§ **What is expected**
From the first line to the last, copy the data below word for word.

§ **Data section**
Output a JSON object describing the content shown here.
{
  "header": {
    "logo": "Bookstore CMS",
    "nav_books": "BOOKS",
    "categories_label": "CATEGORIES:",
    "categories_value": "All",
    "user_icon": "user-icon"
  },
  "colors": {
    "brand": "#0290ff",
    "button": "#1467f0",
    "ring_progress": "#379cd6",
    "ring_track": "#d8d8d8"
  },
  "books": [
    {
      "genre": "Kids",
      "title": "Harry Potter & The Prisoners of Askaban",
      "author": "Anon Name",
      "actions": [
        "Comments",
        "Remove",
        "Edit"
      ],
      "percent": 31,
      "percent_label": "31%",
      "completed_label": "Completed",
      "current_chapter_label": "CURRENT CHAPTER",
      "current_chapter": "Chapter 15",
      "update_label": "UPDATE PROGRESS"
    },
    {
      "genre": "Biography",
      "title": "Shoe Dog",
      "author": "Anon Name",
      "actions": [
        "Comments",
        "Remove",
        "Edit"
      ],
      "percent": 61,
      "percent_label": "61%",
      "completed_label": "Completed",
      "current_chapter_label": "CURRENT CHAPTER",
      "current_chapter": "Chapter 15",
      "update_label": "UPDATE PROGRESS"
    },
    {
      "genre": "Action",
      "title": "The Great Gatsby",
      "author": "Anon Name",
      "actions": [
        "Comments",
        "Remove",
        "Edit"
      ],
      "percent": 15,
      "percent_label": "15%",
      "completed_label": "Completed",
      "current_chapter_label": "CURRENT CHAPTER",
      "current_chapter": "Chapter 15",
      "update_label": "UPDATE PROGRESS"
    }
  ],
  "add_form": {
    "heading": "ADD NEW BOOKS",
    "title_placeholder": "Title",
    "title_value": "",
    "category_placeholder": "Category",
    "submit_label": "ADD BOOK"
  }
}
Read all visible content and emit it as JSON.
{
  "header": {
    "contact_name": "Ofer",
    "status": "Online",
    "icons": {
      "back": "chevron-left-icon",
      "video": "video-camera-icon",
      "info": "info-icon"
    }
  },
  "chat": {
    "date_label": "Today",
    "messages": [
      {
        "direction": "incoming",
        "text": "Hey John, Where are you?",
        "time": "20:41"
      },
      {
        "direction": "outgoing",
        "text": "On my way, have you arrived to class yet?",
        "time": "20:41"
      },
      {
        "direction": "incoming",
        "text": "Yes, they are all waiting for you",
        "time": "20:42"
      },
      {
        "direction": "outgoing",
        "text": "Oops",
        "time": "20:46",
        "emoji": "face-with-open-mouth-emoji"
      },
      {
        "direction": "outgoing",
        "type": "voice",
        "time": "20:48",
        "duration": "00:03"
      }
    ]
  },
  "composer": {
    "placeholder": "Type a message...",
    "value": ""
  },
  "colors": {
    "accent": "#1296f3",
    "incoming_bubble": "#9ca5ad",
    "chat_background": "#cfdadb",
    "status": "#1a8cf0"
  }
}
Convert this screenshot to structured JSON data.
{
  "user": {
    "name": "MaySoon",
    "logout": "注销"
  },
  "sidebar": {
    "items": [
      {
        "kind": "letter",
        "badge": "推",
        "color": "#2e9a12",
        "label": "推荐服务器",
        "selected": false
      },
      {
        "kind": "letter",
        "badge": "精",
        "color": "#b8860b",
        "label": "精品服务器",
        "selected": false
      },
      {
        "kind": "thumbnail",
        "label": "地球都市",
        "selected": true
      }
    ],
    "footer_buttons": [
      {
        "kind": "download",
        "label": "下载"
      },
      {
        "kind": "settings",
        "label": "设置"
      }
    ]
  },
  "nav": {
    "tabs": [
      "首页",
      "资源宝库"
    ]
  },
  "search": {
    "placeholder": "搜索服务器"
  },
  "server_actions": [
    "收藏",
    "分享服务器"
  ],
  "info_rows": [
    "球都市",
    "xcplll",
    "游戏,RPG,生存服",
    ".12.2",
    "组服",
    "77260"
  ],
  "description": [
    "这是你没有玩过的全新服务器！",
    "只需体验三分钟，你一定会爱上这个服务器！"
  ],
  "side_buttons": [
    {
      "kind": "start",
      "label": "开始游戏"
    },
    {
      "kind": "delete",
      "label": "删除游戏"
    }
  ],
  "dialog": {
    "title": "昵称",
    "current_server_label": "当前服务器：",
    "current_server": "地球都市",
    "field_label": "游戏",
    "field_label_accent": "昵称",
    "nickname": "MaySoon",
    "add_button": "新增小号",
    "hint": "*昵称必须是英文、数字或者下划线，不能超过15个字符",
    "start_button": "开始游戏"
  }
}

§ **Solution for this exercise**
Output a JSON object describing the content shown here.
{
  "header": {
    "logo": "Bookstore CMS",
    "nav_books": "BOOKS",
    "categories_label": "CATEGORIES:",
    "categories_value": "All",
    "user_icon": "user-icon"
  },
  "colors": {
    "brand": "#0290ff",
    "button": "#1467f0",
    "ring_progress": "#379cd6",
    "ring_track": "#d8d8d8"
  },
  "books": [
    {
      "genre": "Kids",
      "title": "Harry Potter & The Prisoners of Askaban",
      "author": "Anon Name",
      "actions": [
        "Comments",
        "Remove",
        "Edit"
      ],
      "percent": 31,
      "percent_label": "31%",
      "completed_label": "Completed",
      "current_chapter_label": "CURRENT CHAPTER",
      "current_chapter": "Chapter 15",
      "update_label": "UPDATE PROGRESS"
    },
    {
      "genre": "Biography",
      "title": "Shoe Dog",
      "author": "Anon Name",
      "actions": [
        "Comments",
        "Remove",
        "Edit"
      ],
      "percent": 61,
      "percent_label": "61%",
      "completed_label": "Completed",
      "current_chapter_label": "CURRENT CHAPTER",
      "current_chapter": "Chapter 15",
      "update_label": "UPDATE PROGRESS"
    },
    {
      "genre": "Action",
      "title": "The Great Gatsby",
      "author": "Anon Name",
      "actions": [
        "Comments",
        "Remove",
        "Edit"
      ],
      "percent": 15,
      "percent_label": "15%",
      "completed_label": "Completed",
      "current_chapter_label": "CURRENT CHAPTER",
      "current_chapter": "Chapter 15",
      "update_label": "UPDATE PROGRESS"
    }
  ],
  "add_form": {
    "heading": "ADD NEW BOOKS",
    "title_placeholder": "Title",
    "title_value": "",
    "category_placeholder": "Category",
    "submit_label": "ADD BOOK"
  }
}
Read all visible content and emit it as JSON.
{
  "header": {
    "contact_name": "Ofer",
    "status": "Online",
    "icons": {
      "back": "chevron-left-icon",
      "video": "video-camera-icon",
      "info": "info-icon"
    }
  },
  "chat": {
    "date_label": "Today",
    "messages": [
      {
        "direction": "incoming",
        "text": "Hey John, Where are you?",
        "time": "20:41"
      },
      {
        "direction": "outgoing",
        "text": "On my way, have you arrived to class yet?",
        "time": "20:41"
      },
      {
        "direction": "incoming",
        "text": "Yes, they are all waiting for you",
        "time": "20:42"
      },
      {
        "direction": "outgoing",
        "text": "Oops",
        "time": "20:46",
        "emoji": "face-with-open-mouth-emoji"
      },
      {
        "direction": "outgoing",
        "type": "voice",
        "time": "20:48",
        "duration": "00:03"
      }
    ]
  },
  "composer": {
    "placeholder": "Type a message...",
    "value": ""
  },
  "colors": {
    "accent": "#1296f3",
    "incoming_bubble": "#9ca5ad",
    "chat_background": "#cfdadb",
    "status": "#1a8cf0"
  }
}
Convert this screenshot to structured JSON data.
{
  "user": {
    "name": "MaySoon",
    "logout": "注销"
  },
  "sidebar": {
    "items": [
      {
        "kind": "letter",
        "badge": "推",
        "color": "#2e9a12",
        "label": "推荐服务器",
        "selected": false
      },
      {
        "kind": "letter",
        "badge": "精",
        "color": "#b8860b",
        "label": "精品服务器",
        "selected": false
      },
      {
        "kind": "thumbnail",
        "label": "地球都市",
        "selected": true
      }
    ],
    "footer_buttons": [
      {
        "kind": "download",
        "label": "下载"
      },
      {
        "kind": "settings",
        "label": "设置"
      }
    ]
  },
  "nav": {
    "tabs": [
      "首页",
      "资源宝库"
    ]
  },
  "search": {
    "placeholder": "搜索服务器"
  },
  "server_actions": [
    "收藏",
    "分享服务器"
  ],
  "info_rows": [
    "球都市",
    "xcplll",
    "游戏,RPG,生存服",
    ".12.2",
    "组服",
    "77260"
  ],
  "description": [
    "这是你没有玩过的全新服务器！",
    "只需体验三分钟，你一定会爱上这个服务器！"
  ],
  "side_buttons": [
    {
      "kind": "start",
      "label": "开始游戏"
    },
    {
      "kind": "delete",
      "label": "删除游戏"
    }
  ],
  "dialog": {
    "title": "昵称",
    "current_server_label": "当前服务器：",
    "current_server": "地球都市",
    "field_label": "游戏",
    "field_label_accent": "昵称",
    "nickname": "MaySoon",
    "add_button": "新增小号",
    "hint": "*昵称必须是英文、数字或者下划线，不能超过15个字符",
    "start_button": "开始游戏"
  }
}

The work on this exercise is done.